◆ **Instructions to follow**
Every entry below, first to last, should be restated word for word.
--- Material to process Enclosed Below ---
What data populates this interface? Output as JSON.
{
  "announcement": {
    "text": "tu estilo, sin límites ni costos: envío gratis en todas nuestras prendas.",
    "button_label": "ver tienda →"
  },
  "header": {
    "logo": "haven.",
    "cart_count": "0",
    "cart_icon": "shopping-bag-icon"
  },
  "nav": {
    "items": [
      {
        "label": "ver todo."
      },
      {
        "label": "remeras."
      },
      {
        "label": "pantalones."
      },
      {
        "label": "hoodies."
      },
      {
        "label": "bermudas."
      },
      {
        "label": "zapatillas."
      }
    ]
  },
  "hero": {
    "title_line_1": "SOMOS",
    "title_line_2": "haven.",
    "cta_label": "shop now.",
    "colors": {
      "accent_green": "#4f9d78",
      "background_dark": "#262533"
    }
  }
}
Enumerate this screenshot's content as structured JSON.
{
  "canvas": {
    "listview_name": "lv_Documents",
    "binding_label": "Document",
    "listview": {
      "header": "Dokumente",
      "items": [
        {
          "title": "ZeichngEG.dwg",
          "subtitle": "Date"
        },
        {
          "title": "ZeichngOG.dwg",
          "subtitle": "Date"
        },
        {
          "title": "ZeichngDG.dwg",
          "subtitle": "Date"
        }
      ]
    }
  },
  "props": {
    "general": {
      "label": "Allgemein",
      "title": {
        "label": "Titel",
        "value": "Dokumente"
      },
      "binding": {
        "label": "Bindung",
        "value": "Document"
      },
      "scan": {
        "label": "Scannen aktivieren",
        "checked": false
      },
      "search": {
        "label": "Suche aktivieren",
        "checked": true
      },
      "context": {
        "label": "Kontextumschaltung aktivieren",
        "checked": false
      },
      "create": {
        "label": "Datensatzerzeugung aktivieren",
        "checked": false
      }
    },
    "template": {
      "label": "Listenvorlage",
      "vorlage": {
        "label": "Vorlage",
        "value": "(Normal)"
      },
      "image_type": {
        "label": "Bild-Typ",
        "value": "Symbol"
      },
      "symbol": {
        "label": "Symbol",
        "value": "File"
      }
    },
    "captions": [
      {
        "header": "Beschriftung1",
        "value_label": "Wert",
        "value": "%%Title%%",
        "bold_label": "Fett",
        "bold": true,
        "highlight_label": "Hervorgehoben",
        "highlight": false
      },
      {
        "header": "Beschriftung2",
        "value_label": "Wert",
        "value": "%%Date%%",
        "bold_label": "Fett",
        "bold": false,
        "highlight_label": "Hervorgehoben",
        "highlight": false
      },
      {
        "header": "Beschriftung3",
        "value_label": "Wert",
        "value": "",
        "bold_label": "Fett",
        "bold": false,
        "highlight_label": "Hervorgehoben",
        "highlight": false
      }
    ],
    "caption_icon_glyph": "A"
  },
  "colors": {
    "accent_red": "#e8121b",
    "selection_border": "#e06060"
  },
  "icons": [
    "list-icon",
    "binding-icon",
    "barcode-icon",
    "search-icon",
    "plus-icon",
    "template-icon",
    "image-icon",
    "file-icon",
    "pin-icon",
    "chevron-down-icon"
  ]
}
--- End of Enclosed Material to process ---
◆ **Solution to this problem**
What data populates this interface? Output as JSON.
{
  "announcement": {
    "text": "tu estilo, sin límites ni costos: envío gratis en todas nuestras prendas.",
    "button_label": "ver tienda →"
  },
  "header": {
    "logo": "haven.",
    "cart_count": "0",
    "cart_icon": "shopping-bag-icon"
  },
  "nav": {
    "items": [
      {
        "label": "ver todo."
      },
      {
        "label": "remeras."
      },
      {
        "label": "pantalones."
      },
      {
        "label": "hoodies."
      },
      {
        "label": "bermudas."
      },
      {
        "label": "zapatillas."
      }
    ]
  },
  "hero": {
    "title_line_1": "SOMOS",
    "title_line_2": "haven.",
    "cta_label": "shop now.",
    "colors": {
      "accent_green": "#4f9d78",
      "background_dark": "#262533"
    }
  }
}
Enumerate this screenshot's content as structured JSON.
{
  "canvas": {
    "listview_name": "lv_Documents",
    "binding_label": "Document",
    "listview": {
      "header": "Dokumente",
      "items": [
        {
          "title": "ZeichngEG.dwg",
          "subtitle": "Date"
        },
        {
          "title": "ZeichngOG.dwg",
          "subtitle": "Date"
        },
        {
          "title": "ZeichngDG.dwg",
          "subtitle": "Date"
        }
      ]
    }
  },
  "props": {
    "general": {
      "label": "Allgemein",
      "title": {
        "label": "Titel",
        "value": "Dokumente"
      },
      "binding": {
        "label": "Bindung",
        "value": "Document"
      },
      "scan": {
        "label": "Scannen aktivieren",
        "checked": false
      },
      "search": {
        "label": "Suche aktivieren",
        "checked": true
      },
      "context": {
        "label": "Kontextumschaltung aktivieren",
        "checked": false
      },
      "create": {
        "label": "Datensatzerzeugung aktivieren",
        "checked": false
      }
    },
    "template": {
      "label": "Listenvorlage",
      "vorlage": {
        "label": "Vorlage",
        "value": "(Normal)"
      },
      "image_type": {
        "label": "Bild-Typ",
        "value": "Symbol"
      },
      "symbol": {
        "label": "Symbol",
        "value": "File"
      }
    },
    "captions": [
      {
        "header": "Beschriftung1",
        "value_label": "Wert",
        "value": "%%Title%%",
        "bold_label": "Fett",
        "bold": true,
        "highlight_label": "Hervorgehoben",
        "highlight": false
      },
      {
        "header": "Beschriftung2",
        "value_label": "Wert",
        "value": "%%Date%%",
        "bold_label": "Fett",
        "bold": false,
        "highlight_label": "Hervorgehoben",
        "highlight": false
      },
      {
        "header": "Beschriftung3",
        "value_label": "Wert",
        "value": "",
        "bold_label": "Fett",
        "bold": false,
        "highlight_label": "Hervorgehoben",
        "highlight": false
      }
    ],
    "caption_icon_glyph": "A"
  },
  "colors": {
    "accent_red": "#e8121b",
    "selection_border": "#e06060"
  },
  "icons": [
    "list-icon",
    "binding-icon",
    "barcode-icon",
    "search-icon",
    "plus-icon",
    "template-icon",
    "image-icon",
    "file-icon",
    "pin-icon",
    "chevron-down-icon"
  ]
}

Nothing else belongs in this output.